Corruption, Petty Politics Still Hurting Korea
Cooper, Cameron, Business Asia
Eliminating corruption and reforming the political sector are prerequisites for sustainable economic growth in South Korea, according to President Kim Dae Jung.
While the need to restructure the nation's economy and debt-laden conglomerates has been well documented, Kim claims reforms must go further.
"Economic reforms alone are not enough, and we have turned our attention to non-economic areas as well," Kim told the CEO Summit conference in Auckland as part of the APEC talks.
"I have made the fight against corruption an on-going part of my administration ... The political leadership of my government is clean, but there is still much decay in the officialdom. I know all too well that no country with a high corruption index has joined the ranks of the advanced countries."

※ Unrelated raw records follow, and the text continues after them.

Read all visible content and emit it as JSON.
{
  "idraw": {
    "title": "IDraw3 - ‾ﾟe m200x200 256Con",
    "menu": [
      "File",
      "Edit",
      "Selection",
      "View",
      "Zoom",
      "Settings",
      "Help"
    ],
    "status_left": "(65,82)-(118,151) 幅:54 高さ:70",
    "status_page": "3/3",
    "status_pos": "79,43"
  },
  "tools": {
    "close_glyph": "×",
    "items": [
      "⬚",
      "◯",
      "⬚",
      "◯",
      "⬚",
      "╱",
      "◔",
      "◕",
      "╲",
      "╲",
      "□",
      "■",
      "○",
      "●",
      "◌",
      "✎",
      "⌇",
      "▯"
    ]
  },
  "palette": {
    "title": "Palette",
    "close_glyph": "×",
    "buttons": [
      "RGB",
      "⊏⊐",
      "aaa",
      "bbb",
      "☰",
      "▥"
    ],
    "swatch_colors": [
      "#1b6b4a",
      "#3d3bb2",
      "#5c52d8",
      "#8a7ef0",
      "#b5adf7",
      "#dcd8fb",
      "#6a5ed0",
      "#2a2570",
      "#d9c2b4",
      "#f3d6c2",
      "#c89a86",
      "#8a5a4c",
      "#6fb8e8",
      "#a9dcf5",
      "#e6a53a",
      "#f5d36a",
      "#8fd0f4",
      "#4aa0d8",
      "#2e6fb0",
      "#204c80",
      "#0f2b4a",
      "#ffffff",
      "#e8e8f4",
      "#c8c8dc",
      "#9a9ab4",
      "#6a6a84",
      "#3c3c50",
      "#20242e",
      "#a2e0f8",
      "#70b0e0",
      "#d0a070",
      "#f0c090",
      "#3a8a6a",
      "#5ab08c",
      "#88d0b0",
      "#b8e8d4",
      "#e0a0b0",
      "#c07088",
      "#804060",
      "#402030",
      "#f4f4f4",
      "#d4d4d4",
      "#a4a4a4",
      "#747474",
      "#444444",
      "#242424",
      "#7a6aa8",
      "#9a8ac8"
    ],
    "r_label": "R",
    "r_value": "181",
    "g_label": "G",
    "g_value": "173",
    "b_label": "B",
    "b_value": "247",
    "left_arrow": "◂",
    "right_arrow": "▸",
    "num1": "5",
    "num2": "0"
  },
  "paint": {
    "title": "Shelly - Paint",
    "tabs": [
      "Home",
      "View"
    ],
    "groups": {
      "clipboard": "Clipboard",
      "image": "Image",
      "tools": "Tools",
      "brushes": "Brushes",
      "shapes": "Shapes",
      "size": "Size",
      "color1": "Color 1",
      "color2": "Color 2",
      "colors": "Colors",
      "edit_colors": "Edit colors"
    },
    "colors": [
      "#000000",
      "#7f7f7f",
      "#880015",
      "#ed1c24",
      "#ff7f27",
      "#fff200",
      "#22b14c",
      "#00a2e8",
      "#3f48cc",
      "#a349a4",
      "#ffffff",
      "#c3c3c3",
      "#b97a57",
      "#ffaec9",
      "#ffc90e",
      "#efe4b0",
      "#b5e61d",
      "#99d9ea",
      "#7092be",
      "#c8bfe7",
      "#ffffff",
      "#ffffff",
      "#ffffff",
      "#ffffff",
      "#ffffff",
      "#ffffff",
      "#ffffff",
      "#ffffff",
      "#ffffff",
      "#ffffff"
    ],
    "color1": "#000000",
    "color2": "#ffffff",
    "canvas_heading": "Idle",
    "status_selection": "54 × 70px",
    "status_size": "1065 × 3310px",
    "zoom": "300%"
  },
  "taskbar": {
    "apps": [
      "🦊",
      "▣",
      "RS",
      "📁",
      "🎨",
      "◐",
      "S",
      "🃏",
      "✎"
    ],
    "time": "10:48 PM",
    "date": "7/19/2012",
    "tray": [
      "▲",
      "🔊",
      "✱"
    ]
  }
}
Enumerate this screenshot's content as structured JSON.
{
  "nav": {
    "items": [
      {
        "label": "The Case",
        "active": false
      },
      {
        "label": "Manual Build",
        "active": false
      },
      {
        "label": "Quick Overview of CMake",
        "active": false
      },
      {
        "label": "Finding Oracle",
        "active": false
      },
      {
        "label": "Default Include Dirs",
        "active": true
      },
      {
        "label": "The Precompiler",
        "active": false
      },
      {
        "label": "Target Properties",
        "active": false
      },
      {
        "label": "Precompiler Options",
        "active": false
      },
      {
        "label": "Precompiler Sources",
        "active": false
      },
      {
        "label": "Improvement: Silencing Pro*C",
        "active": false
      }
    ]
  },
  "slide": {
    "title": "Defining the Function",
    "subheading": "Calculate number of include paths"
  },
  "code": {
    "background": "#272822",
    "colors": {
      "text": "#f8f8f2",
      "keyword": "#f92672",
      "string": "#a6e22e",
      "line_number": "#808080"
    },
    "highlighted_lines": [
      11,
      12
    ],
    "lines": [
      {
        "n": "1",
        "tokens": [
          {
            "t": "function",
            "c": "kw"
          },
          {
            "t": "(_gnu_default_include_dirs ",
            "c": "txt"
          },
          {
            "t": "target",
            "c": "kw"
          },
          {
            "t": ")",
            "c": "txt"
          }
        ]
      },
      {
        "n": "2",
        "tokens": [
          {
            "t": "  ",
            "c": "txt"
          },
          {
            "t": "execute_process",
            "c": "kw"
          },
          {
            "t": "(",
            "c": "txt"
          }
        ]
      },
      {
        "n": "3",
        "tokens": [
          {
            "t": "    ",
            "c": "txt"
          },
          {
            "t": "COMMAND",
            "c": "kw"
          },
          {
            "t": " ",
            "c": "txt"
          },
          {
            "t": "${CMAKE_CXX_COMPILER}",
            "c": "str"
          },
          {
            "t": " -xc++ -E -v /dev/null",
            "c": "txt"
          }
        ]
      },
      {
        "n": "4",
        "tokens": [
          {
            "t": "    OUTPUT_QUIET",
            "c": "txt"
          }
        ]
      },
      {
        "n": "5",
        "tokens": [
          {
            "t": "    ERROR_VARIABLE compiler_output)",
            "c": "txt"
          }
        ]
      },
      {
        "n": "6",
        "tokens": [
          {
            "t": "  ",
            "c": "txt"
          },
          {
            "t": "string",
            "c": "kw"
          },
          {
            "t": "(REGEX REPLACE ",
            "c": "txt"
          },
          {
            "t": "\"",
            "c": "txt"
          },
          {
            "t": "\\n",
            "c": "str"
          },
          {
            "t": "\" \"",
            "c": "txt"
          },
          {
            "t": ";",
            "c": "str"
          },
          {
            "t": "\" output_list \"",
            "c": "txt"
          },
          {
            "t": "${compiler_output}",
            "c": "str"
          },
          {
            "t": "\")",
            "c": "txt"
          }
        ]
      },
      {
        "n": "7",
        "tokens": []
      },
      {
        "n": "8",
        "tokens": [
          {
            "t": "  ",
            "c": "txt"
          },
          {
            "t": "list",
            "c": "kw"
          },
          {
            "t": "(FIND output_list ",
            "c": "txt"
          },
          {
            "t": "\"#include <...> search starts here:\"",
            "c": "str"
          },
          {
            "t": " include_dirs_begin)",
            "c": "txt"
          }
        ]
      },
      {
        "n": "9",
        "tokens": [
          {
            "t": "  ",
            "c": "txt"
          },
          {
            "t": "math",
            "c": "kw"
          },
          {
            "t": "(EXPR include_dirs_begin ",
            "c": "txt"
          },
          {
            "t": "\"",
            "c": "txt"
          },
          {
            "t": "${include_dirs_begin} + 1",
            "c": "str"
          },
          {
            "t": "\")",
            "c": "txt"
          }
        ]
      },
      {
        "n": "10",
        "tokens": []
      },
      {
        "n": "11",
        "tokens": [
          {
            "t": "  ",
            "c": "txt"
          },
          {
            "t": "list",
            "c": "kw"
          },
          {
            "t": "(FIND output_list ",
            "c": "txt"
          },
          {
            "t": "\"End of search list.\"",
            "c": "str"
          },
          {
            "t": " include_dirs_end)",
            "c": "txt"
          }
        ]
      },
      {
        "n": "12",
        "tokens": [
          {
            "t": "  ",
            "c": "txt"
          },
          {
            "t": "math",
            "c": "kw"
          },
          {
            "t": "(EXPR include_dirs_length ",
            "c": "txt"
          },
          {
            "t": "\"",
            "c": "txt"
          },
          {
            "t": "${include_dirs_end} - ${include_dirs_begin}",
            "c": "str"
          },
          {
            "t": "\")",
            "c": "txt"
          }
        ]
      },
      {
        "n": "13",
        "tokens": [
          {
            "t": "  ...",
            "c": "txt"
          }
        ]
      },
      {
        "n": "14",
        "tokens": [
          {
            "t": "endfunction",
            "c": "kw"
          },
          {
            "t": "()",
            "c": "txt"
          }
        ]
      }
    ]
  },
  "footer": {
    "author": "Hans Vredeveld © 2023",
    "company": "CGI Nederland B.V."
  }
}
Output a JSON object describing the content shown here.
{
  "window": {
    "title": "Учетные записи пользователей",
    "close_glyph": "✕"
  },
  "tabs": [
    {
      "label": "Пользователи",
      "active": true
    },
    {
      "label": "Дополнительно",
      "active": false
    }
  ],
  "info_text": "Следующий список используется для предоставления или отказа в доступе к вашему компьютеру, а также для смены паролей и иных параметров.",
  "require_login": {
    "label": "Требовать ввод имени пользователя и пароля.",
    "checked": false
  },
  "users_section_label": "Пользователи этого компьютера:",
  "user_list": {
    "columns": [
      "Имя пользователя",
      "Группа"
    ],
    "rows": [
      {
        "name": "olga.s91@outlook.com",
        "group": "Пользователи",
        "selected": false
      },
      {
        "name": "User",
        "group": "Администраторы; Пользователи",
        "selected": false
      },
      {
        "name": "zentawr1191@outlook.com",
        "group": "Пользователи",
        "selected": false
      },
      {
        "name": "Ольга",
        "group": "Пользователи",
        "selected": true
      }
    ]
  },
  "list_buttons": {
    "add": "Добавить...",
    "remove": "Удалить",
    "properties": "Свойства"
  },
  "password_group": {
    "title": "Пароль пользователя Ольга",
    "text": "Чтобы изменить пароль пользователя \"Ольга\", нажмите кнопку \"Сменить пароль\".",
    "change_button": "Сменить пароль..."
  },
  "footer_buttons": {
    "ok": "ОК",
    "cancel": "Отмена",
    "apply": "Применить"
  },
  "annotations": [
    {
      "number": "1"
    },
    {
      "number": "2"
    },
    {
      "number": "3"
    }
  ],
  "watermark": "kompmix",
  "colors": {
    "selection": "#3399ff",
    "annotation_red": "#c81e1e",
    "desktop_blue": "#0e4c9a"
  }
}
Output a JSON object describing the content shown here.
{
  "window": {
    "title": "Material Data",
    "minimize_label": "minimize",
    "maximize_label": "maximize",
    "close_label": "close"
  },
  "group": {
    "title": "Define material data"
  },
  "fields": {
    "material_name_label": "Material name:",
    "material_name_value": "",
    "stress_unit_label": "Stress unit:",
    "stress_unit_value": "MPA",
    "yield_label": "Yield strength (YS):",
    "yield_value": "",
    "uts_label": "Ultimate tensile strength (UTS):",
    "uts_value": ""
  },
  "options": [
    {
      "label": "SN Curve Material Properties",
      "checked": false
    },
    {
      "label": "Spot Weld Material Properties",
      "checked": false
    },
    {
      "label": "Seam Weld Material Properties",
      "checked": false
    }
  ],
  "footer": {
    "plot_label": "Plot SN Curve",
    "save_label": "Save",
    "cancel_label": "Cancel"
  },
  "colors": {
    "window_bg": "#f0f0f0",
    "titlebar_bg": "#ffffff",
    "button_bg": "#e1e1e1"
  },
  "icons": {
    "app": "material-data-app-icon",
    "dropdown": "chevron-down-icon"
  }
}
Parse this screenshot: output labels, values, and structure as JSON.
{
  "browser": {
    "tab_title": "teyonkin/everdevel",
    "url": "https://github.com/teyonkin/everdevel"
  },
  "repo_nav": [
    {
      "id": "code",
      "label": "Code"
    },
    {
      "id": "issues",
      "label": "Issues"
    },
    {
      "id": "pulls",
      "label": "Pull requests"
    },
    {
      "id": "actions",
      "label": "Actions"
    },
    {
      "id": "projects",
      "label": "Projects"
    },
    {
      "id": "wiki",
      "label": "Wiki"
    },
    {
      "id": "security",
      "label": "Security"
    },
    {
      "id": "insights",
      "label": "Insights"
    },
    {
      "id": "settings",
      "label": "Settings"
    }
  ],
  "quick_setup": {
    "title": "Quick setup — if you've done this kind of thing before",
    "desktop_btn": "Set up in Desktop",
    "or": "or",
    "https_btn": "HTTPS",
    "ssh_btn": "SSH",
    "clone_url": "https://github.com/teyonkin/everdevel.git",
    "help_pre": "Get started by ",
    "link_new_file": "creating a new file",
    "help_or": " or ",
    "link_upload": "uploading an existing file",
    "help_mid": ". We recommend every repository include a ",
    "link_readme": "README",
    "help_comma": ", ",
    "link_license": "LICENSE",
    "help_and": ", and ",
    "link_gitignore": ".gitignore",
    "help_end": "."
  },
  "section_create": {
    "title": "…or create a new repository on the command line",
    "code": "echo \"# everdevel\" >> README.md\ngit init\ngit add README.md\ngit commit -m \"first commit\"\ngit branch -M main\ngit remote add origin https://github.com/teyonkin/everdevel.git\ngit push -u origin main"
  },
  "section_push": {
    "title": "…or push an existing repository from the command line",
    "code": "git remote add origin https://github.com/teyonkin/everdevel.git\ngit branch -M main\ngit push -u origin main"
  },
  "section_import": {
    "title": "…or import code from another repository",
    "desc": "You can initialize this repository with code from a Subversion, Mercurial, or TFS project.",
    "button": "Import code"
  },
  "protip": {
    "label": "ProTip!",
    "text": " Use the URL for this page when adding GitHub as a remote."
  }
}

A pay-for-favours system is endemic across Korea in areas ranging from politics, school-teaching and journalism. Under this system, white envelopes containing money are dispersed in order to get preferential treatment.
During his state visits to New Zealand and then Australia, politicians from both sides were full of praise for Kim, who was labelled Asia's "preeminent democrat" by the ALP's Laurie Brereton. Kim said social and political reforms were an on-going challenge for his administration.
"We are trying to change the regionally divisive way in which political parties are organised and run, so as to open the way for nationally based political parties. …